For this exercise, restate every line below word for word and drop the images.

*** Record excerpts Section Begins ***

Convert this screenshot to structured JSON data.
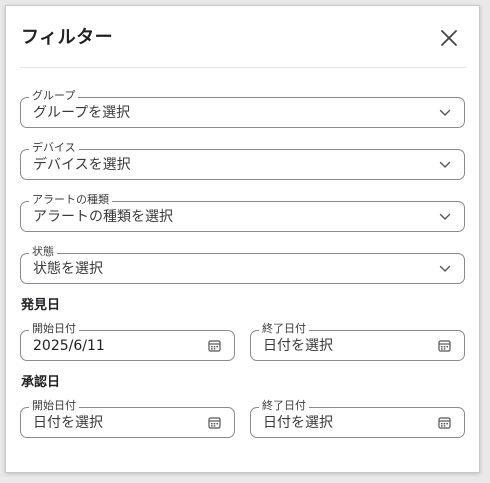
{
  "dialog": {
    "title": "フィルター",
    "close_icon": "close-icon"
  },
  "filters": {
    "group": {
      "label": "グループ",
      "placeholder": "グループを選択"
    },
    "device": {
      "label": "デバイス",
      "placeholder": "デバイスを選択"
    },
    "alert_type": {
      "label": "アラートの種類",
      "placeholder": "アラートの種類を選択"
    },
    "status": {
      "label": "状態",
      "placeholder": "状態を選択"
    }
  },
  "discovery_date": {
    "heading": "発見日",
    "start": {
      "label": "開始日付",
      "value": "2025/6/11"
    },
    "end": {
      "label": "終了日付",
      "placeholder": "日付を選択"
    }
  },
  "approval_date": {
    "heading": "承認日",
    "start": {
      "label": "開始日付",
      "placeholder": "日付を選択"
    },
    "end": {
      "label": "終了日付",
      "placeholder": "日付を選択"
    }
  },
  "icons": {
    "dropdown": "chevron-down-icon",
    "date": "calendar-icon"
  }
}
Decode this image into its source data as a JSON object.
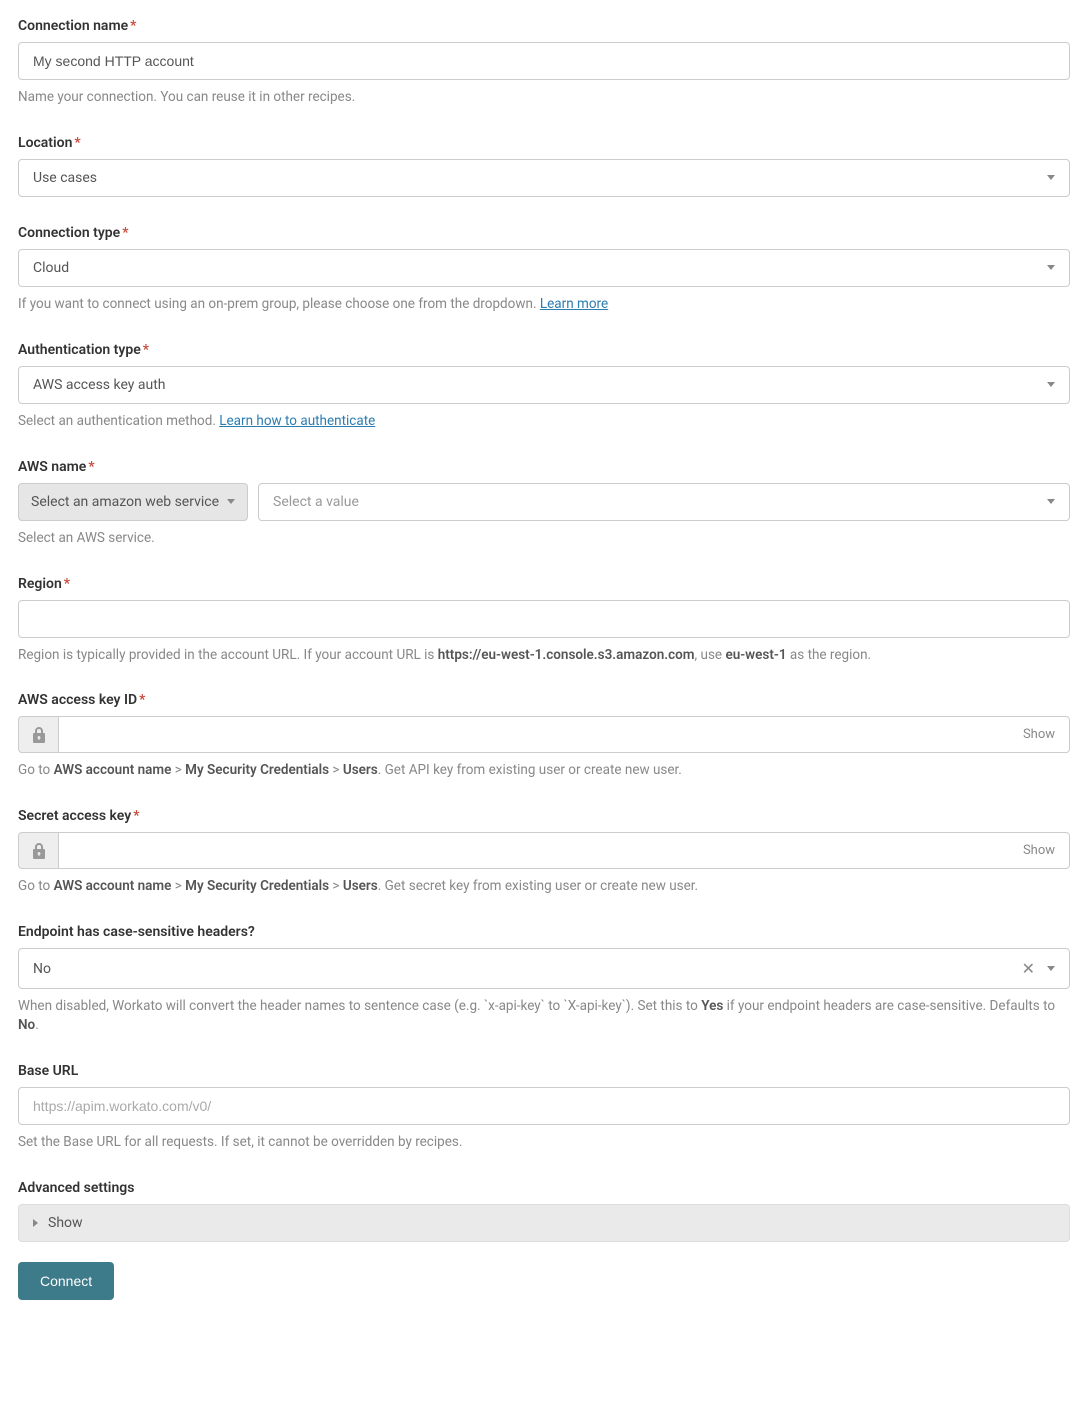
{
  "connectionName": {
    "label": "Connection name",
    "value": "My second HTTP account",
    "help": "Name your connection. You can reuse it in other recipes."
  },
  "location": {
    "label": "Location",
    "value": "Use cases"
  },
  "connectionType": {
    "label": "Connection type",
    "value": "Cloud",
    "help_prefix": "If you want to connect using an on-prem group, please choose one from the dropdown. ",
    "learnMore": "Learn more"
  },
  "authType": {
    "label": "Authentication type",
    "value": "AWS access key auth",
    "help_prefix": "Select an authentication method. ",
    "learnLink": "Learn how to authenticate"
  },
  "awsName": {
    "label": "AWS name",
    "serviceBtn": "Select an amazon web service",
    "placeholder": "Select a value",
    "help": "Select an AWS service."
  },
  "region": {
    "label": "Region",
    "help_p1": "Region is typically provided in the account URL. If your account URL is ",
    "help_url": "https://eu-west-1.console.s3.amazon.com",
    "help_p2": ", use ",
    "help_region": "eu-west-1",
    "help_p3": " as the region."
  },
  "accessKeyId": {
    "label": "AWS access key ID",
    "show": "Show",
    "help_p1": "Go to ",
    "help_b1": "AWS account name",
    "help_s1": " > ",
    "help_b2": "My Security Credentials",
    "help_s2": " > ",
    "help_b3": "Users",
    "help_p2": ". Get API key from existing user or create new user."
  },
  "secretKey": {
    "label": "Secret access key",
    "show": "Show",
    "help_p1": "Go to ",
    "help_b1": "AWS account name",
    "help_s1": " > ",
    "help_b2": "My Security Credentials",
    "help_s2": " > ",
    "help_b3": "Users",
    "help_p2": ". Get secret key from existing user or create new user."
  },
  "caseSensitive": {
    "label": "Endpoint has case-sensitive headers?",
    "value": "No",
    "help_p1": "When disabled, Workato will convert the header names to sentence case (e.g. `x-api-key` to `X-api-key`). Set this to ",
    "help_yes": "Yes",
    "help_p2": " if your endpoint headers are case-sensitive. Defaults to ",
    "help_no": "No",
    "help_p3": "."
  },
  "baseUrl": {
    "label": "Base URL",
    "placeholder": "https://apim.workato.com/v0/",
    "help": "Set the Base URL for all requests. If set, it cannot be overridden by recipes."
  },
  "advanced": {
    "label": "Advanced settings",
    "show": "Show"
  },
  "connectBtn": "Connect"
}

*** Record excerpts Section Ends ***

• **Response box**:
Convert this screenshot to structured JSON data.
{
  "dialog": {
    "title": "フィルター",
    "close_icon": "close-icon"
  },
  "filters": {
    "group": {
      "label": "グループ",
      "placeholder": "グループを選択"
    },
    "device": {
      "label": "デバイス",
      "placeholder": "デバイスを選択"
    },
    "alert_type": {
      "label": "アラートの種類",
      "placeholder": "アラートの種類を選択"
    },
    "status": {
      "label": "状態",
      "placeholder": "状態を選択"
    }
  },
  "discovery_date": {
    "heading": "発見日",
    "start": {
      "label": "開始日付",
      "value": "2025/6/11"
    },
    "end": {
      "label": "終了日付",
      "placeholder": "日付を選択"
    }
  },
  "approval_date": {
    "heading": "承認日",
    "start": {
      "label": "開始日付",
      "placeholder": "日付を選択"
    },
    "end": {
      "label": "終了日付",
      "placeholder": "日付を選択"
    }
  },
  "icons": {
    "dropdown": "chevron-down-icon",
    "date": "calendar-icon"
  }
}
Decode this image into its source data as a JSON object.
{
  "connectionName": {
    "label": "Connection name",
    "value": "My second HTTP account",
    "help": "Name your connection. You can reuse it in other recipes."
  },
  "location": {
    "label": "Location",
    "value": "Use cases"
  },
  "connectionType": {
    "label": "Connection type",
    "value": "Cloud",
    "help_prefix": "If you want to connect using an on-prem group, please choose one from the dropdown. ",
    "learnMore": "Learn more"
  },
  "authType": {
    "label": "Authentication type",
    "value": "AWS access key auth",
    "help_prefix": "Select an authentication method. ",
    "learnLink": "Learn how to authenticate"
  },
  "awsName": {
    "label": "AWS name",
    "serviceBtn": "Select an amazon web service",
    "placeholder": "Select a value",
    "help": "Select an AWS service."
  },
  "region": {
    "label": "Region",
    "help_p1": "Region is typically provided in the account URL. If your account URL is ",
    "help_url": "https://eu-west-1.console.s3.amazon.com",
    "help_p2": ", use ",
    "help_region": "eu-west-1",
    "help_p3": " as the region."
  },
  "accessKeyId": {
    "label": "AWS access key ID",
    "show": "Show",
    "help_p1": "Go to ",
    "help_b1": "AWS account name",
    "help_s1": " > ",
    "help_b2": "My Security Credentials",
    "help_s2": " > ",
    "help_b3": "Users",
    "help_p2": ". Get API key from existing user or create new user."
  },
  "secretKey": {
    "label": "Secret access key",
    "show": "Show",
    "help_p1": "Go to ",
    "help_b1": "AWS account name",
    "help_s1": " > ",
    "help_b2": "My Security Credentials",
    "help_s2": " > ",
    "help_b3": "Users",
    "help_p2": ". Get secret key from existing user or create new user."
  },
  "caseSensitive": {
    "label": "Endpoint has case-sensitive headers?",
    "value": "No",
    "help_p1": "When disabled, Workato will convert the header names to sentence case (e.g. `x-api-key` to `X-api-key`). Set this to ",
    "help_yes": "Yes",
    "help_p2": " if your endpoint headers are case-sensitive. Defaults to ",
    "help_no": "No",
    "help_p3": "."
  },
  "baseUrl": {
    "label": "Base URL",
    "placeholder": "https://apim.workato.com/v0/",
    "help": "Set the Base URL for all requests. If set, it cannot be overridden by recipes."
  },
  "advanced": {
    "label": "Advanced settings",
    "show": "Show"
  },
  "connectBtn": "Connect"
}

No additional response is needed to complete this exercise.